## Exercise requirements
Look through the data for the string "configurations". Copy every line where it is found.

[Information provided Boundary: Start]

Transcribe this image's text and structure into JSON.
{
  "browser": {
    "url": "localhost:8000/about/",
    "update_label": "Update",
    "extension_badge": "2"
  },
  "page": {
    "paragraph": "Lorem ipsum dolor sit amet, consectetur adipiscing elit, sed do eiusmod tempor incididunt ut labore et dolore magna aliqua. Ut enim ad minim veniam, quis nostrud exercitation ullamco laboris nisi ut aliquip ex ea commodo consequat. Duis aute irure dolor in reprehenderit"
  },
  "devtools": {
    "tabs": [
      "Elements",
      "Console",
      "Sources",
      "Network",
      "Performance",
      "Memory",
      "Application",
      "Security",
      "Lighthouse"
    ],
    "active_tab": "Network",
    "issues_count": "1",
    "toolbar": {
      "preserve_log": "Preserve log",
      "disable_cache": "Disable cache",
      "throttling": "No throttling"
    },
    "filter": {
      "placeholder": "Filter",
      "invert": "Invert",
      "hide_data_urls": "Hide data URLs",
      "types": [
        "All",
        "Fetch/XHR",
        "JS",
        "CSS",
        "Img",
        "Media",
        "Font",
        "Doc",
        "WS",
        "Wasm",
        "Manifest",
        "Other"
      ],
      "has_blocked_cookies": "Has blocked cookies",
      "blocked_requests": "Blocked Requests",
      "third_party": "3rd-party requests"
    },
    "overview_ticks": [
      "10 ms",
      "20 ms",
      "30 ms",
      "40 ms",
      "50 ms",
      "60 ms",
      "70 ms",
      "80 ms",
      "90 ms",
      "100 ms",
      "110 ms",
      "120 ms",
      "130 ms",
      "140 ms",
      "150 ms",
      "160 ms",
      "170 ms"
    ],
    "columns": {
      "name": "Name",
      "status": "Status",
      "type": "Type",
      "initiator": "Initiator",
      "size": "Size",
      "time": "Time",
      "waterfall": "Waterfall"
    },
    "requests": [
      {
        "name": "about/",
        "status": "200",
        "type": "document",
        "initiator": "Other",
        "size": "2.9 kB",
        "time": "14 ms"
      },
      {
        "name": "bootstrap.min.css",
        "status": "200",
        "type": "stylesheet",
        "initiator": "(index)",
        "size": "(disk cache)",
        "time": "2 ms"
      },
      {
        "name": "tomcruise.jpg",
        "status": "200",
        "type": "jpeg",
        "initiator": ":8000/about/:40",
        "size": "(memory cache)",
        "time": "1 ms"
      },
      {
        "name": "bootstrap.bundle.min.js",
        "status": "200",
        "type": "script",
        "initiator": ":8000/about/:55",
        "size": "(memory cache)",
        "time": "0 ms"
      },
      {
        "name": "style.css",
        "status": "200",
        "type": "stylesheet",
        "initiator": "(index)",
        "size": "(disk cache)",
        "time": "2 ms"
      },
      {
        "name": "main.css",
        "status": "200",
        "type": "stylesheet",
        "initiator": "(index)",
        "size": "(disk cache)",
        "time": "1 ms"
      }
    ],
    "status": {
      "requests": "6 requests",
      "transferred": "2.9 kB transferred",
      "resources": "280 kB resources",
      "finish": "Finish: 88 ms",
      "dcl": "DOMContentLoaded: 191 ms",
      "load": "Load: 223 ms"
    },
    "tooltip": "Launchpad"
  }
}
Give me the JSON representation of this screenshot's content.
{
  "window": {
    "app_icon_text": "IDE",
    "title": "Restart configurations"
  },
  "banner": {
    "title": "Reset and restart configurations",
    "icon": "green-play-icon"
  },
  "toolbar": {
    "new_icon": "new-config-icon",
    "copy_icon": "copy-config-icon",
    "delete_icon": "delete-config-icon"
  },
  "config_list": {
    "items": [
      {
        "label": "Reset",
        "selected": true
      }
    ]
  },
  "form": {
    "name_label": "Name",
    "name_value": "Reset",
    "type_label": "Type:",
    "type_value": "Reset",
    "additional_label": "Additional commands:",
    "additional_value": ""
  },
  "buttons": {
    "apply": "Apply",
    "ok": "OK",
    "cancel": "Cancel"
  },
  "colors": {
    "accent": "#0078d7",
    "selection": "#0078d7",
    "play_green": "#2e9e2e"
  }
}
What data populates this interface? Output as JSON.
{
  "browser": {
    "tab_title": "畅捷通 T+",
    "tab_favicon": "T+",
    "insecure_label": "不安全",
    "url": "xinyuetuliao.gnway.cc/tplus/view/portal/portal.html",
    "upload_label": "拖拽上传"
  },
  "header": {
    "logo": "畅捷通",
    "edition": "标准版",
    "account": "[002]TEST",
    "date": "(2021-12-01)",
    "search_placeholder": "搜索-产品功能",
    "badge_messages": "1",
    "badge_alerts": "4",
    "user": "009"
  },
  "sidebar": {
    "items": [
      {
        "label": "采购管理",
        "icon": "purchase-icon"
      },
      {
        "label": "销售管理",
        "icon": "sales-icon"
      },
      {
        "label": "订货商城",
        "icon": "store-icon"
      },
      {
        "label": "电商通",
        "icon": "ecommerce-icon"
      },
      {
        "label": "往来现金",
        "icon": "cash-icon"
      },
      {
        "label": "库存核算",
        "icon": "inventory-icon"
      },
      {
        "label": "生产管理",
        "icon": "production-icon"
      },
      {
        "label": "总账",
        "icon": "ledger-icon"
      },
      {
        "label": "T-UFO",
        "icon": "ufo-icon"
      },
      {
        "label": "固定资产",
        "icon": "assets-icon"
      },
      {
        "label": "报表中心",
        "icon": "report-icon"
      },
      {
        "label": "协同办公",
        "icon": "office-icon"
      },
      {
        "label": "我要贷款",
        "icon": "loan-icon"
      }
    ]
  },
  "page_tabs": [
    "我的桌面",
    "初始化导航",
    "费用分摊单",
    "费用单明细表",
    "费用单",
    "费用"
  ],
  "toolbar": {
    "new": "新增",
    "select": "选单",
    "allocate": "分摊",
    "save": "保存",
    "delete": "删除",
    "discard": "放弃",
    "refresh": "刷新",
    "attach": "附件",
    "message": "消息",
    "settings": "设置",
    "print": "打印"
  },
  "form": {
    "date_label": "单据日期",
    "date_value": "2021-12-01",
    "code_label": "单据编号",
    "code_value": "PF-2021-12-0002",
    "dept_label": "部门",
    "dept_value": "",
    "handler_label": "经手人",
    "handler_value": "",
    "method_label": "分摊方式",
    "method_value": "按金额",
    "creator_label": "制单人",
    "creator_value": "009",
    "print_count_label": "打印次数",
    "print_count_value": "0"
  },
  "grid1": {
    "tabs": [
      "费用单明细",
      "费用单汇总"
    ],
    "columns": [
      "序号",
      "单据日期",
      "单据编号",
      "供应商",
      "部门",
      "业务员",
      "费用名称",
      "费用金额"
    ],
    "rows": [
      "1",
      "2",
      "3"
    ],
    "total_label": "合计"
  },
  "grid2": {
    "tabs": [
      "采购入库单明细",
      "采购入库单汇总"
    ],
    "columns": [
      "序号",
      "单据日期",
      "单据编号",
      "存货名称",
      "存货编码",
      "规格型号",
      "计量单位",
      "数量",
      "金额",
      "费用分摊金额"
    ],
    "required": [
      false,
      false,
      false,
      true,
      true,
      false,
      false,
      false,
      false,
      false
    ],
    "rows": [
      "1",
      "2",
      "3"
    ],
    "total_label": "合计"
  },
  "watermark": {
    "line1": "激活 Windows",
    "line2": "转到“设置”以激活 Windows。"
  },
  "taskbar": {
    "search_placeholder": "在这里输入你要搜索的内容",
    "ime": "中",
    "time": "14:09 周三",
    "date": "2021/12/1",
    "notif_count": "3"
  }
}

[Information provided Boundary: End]

## Final answer
    "title": "Restart configurations"
    "title": "Reset and restart configurations",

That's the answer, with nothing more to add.